In a statement, Castro said he agreed to cooperate in probes "aimed at rooting out public corruption" after he was indicted in a perjury case brought by Bronx District Attorney Robert Johnson that stemmed from his activities before he was elected to the Assembly. Bharara said Johnson telephoned him to ask that federal and state authorities work the investigation together.
"It is my sincere hope that my constituents remember me most for the good I have done as their representative, rather than for the poor example I set as a candidate," Castro said.
In court papers, the government said Stevenson accepted more than $22,000 in bribes in exchange for drafting, proposing and agreeing to enact legislation to aid his co-defendants' businesses, including an adult day care center in the Bronx, the "Westchester Avenue Center," which opened a month ago. In return for bribes, the government said Stevenson agreed to propose legislation that would ban new adult centers from opening for three years.
Bharara called the allegation that legislation would be affected by bribes "an especially breathtaking bit of corruption, even by Albany standards."
The government said it had audio and videotaped conversations between the defendants, including a videotape of Stevenson accepting an envelope containing $10,000 in cash last September outside a steak house after the assemblyman had balked at receiving the money inside the restaurant because he feared it would be captured by the business's video surveillance system.
According to court papers, law enforcement officers videotaped Stevenson stuffing the envelope into his front pants pocket and covering the pocket with the bottom of his shirt.
Besides the steak house, Bharara said cash was also exchanged at the cooperating witness' car and in the bathroom of an Albany hotel.

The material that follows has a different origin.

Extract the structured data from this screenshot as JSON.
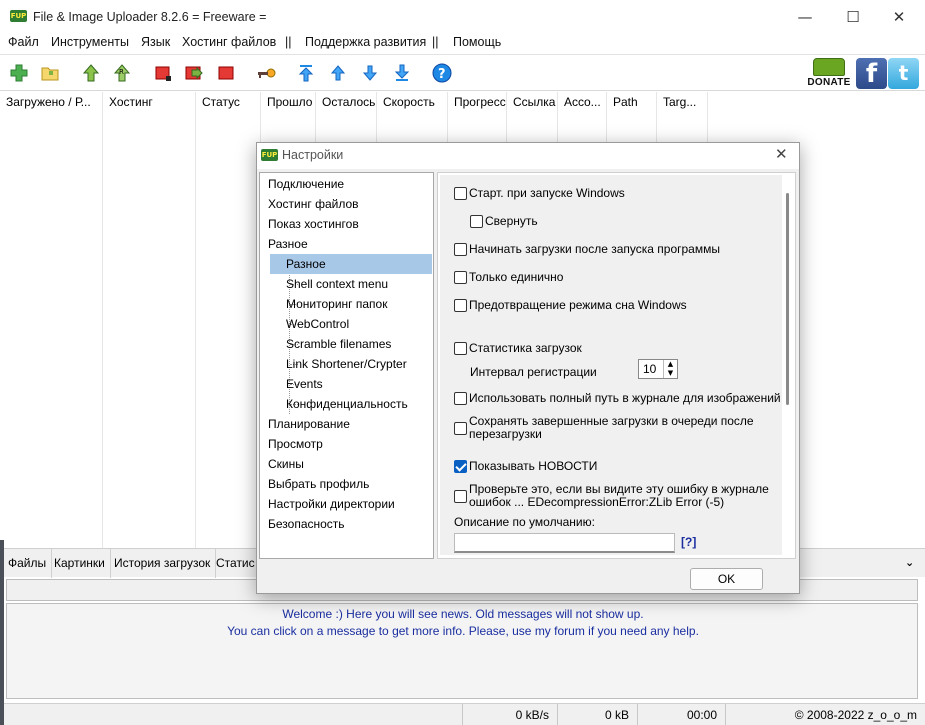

"Assemblyman Stevenson was only too happy to oblige for the right price," Bharara said. "He basically said, 'Show me the money.' ... And the money was shown over and over and over again."
The government described Stevenson as growing increasingly paranoid about the possibility of being caught as the plot proceeded in the ensuing months, although at times he seemed worried, noting that one politician had "died in jail" and saying it was important not to "put yourself in jail" and other times boastful of the seemingly light prison sentences given to corrupt politicians. Referring to one, he said: "They got him in the, the easiest federal penitentiary you could ever be in," the government alleged.
In a Jan. 27 conversation described in court papers, the government quoted Stevenson as expressing concern that one of the businessmen he was dealing with might be cooperating with law enforcement.
According to court papers, Stevenson said he was worried that they could "bring me down." If so, "somebody's going to the cemetery," the government said Stevenson told a cooperator in a recorded conversation.
Associated Press writers Michael Virtanen and George M. Walsh in Albany and Jennifer Peltz in New York contributed to this report.